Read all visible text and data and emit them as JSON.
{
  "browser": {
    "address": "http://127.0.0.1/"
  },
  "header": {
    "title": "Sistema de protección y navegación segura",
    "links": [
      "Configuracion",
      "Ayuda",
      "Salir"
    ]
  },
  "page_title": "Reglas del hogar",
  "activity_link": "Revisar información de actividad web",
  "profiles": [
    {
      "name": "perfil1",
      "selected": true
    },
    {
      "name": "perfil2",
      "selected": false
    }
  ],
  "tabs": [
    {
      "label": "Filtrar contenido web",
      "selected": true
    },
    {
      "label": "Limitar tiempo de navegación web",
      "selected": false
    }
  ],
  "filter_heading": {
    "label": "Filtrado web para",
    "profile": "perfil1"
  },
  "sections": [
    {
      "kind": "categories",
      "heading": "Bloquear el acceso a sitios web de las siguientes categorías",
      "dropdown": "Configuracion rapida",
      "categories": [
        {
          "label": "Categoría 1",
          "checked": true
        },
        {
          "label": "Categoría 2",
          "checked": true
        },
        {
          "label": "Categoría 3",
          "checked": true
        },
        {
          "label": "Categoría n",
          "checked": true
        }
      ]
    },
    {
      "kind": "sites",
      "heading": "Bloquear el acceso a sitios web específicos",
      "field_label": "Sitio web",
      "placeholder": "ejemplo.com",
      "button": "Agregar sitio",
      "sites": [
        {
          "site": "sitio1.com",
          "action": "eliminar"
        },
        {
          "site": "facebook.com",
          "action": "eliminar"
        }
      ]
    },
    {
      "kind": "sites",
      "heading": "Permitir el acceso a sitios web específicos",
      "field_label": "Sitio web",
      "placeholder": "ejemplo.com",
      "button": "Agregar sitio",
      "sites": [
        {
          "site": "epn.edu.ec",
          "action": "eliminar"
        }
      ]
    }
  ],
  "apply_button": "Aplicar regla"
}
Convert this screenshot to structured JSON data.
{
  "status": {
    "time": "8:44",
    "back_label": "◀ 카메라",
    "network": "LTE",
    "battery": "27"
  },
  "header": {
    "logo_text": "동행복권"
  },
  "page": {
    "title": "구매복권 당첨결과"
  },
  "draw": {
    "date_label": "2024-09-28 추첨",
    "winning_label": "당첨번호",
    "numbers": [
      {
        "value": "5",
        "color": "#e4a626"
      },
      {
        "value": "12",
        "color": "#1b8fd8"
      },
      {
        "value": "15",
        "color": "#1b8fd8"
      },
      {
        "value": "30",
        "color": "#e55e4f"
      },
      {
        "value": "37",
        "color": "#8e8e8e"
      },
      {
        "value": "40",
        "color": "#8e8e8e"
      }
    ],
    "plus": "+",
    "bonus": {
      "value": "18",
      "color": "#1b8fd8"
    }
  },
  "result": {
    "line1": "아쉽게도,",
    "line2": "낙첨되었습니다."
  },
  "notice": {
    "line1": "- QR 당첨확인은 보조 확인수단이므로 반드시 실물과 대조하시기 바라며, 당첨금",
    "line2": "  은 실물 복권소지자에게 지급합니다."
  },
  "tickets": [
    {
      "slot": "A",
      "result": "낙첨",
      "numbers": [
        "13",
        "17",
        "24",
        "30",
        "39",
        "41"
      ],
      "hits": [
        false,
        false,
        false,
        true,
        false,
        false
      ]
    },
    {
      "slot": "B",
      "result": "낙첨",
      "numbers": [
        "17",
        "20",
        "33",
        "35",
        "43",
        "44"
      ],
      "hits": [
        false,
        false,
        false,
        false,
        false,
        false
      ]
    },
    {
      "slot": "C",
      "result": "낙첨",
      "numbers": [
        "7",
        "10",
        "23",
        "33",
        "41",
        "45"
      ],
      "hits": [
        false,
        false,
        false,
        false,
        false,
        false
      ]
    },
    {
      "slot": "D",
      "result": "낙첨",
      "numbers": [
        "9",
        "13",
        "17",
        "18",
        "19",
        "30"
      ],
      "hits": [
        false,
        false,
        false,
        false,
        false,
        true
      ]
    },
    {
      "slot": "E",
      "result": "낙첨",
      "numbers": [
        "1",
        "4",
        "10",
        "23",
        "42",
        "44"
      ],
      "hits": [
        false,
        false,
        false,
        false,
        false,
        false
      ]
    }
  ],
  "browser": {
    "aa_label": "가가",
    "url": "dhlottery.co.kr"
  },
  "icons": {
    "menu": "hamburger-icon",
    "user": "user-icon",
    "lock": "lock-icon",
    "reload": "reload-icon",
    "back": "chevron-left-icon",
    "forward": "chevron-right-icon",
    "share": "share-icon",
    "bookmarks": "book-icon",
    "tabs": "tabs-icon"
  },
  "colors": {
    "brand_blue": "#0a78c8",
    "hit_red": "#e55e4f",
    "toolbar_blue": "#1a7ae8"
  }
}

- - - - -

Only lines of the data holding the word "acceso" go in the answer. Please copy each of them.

      "heading": "Bloquear el acceso a sitios web de las siguientes categorías",
      "heading": "Bloquear el acceso a sitios web específicos",
      "heading": "Permitir el acceso a sitios web específicos",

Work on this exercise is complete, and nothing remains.